_TASK GOAL_
Return all of the entries word for word, but omit the pictures they contain.

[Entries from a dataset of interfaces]
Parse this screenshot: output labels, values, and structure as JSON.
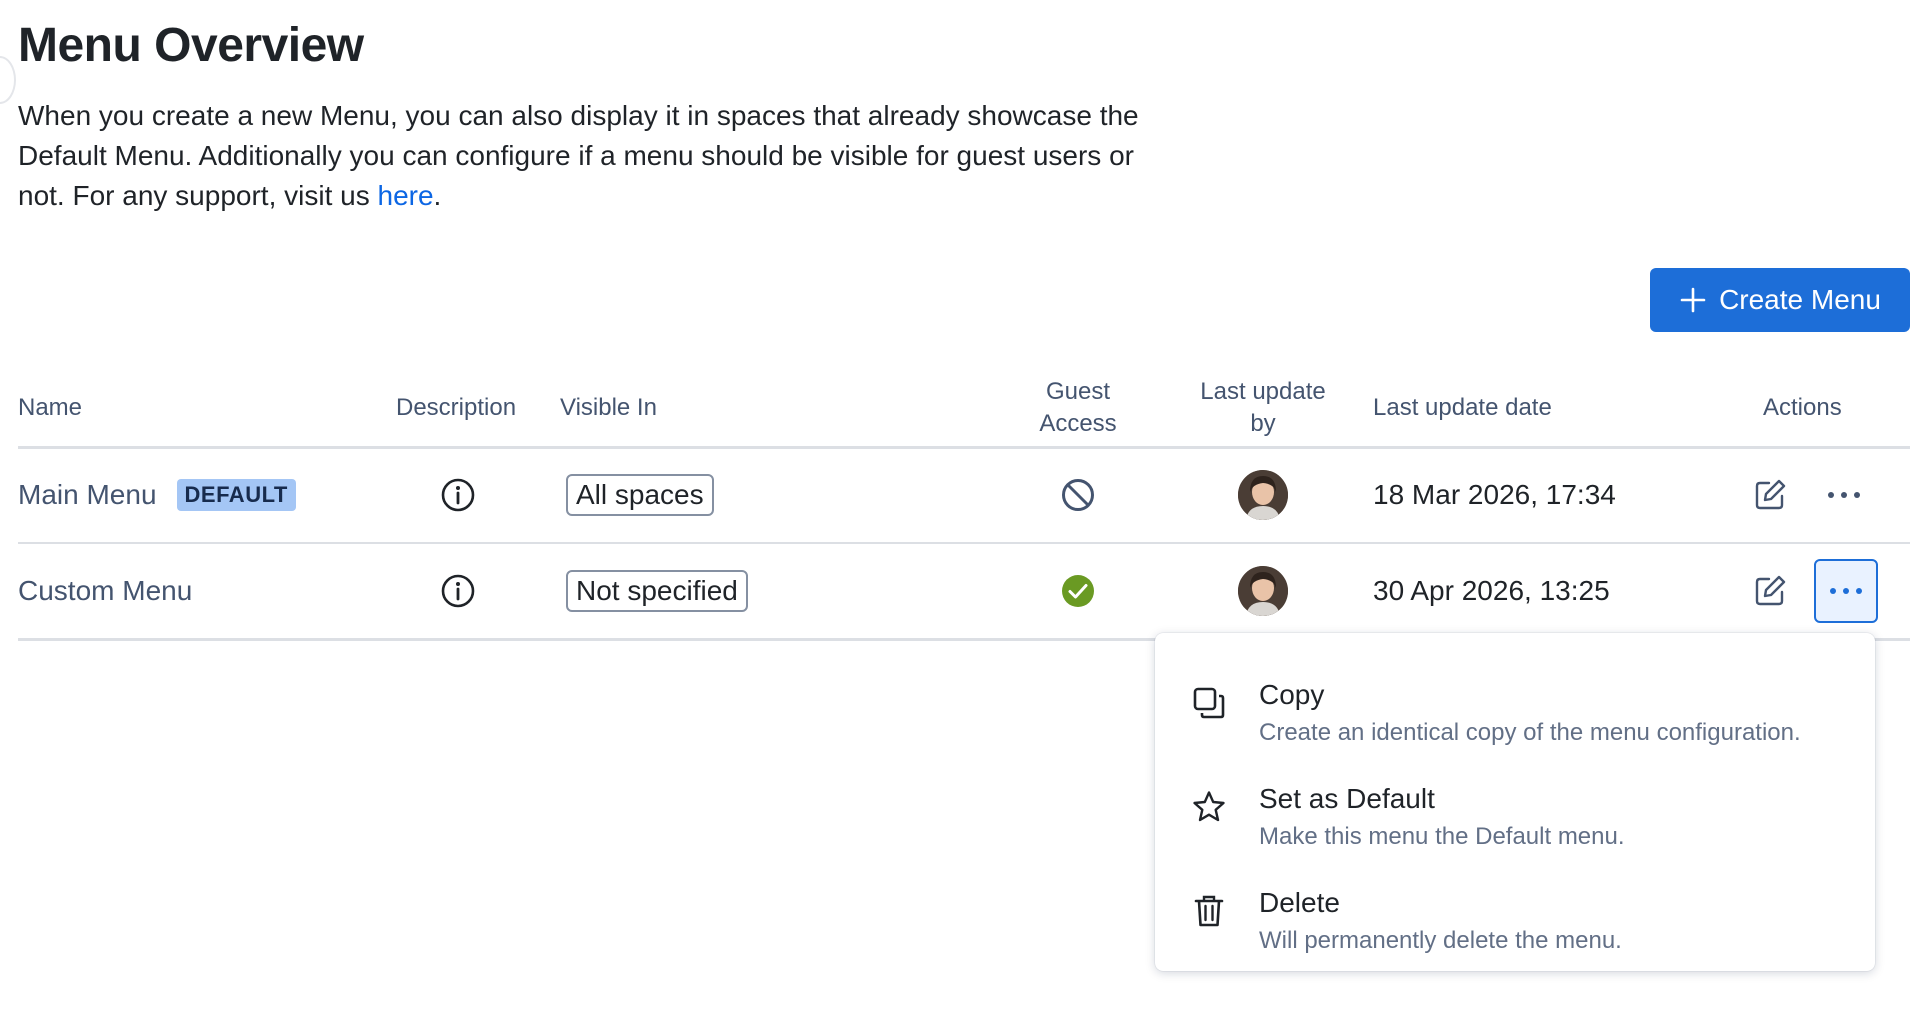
{
  "page": {
    "title": "Menu Overview",
    "intro_text": "When you create a new Menu, you can also display it in spaces that already showcase the Default Menu. Additionally you can configure if a menu should be visible for guest users or not. For any support, visit us ",
    "intro_link": "here",
    "intro_end": "."
  },
  "toolbar": {
    "create_label": "Create Menu"
  },
  "table": {
    "headers": {
      "name": "Name",
      "description": "Description",
      "visible_in": "Visible In",
      "guest_access_line1": "Guest",
      "guest_access_line2": "Access",
      "last_update_by_line1": "Last update",
      "last_update_by_line2": "by",
      "last_update_date": "Last update date",
      "actions": "Actions"
    },
    "rows": [
      {
        "name": "Main Menu",
        "badge": "DEFAULT",
        "visible_in": "All spaces",
        "guest_access": "blocked",
        "last_update_date": "18 Mar 2026, 17:34"
      },
      {
        "name": "Custom Menu",
        "badge": "",
        "visible_in": "Not specified",
        "guest_access": "allowed",
        "last_update_date": "30 Apr 2026, 13:25"
      }
    ]
  },
  "dropdown": {
    "items": [
      {
        "icon": "copy-icon",
        "title": "Copy",
        "description": "Create an identical copy of the menu configuration."
      },
      {
        "icon": "star-icon",
        "title": "Set as Default",
        "description": "Make this menu the Default menu."
      },
      {
        "icon": "trash-icon",
        "title": "Delete",
        "description": "Will permanently delete the menu."
      }
    ]
  },
  "colors": {
    "primary": "#1d6ed8",
    "badge": "#a4c6f5",
    "success": "#6a9a23",
    "link": "#0c66e4"
  }
}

_EXPECTED ANSWER_
Parse this screenshot: output labels, values, and structure as JSON.
{
  "page": {
    "title": "Menu Overview",
    "intro_text": "When you create a new Menu, you can also display it in spaces that already showcase the Default Menu. Additionally you can configure if a menu should be visible for guest users or not. For any support, visit us ",
    "intro_link": "here",
    "intro_end": "."
  },
  "toolbar": {
    "create_label": "Create Menu"
  },
  "table": {
    "headers": {
      "name": "Name",
      "description": "Description",
      "visible_in": "Visible In",
      "guest_access_line1": "Guest",
      "guest_access_line2": "Access",
      "last_update_by_line1": "Last update",
      "last_update_by_line2": "by",
      "last_update_date": "Last update date",
      "actions": "Actions"
    },
    "rows": [
      {
        "name": "Main Menu",
        "badge": "DEFAULT",
        "visible_in": "All spaces",
        "guest_access": "blocked",
        "last_update_date": "18 Mar 2026, 17:34"
      },
      {
        "name": "Custom Menu",
        "badge": "",
        "visible_in": "Not specified",
        "guest_access": "allowed",
        "last_update_date": "30 Apr 2026, 13:25"
      }
    ]
  },
  "dropdown": {
    "items": [
      {
        "icon": "copy-icon",
        "title": "Copy",
        "description": "Create an identical copy of the menu configuration."
      },
      {
        "icon": "star-icon",
        "title": "Set as Default",
        "description": "Make this menu the Default menu."
      },
      {
        "icon": "trash-icon",
        "title": "Delete",
        "description": "Will permanently delete the menu."
      }
    ]
  },
  "colors": {
    "primary": "#1d6ed8",
    "badge": "#a4c6f5",
    "success": "#6a9a23",
    "link": "#0c66e4"
  }
}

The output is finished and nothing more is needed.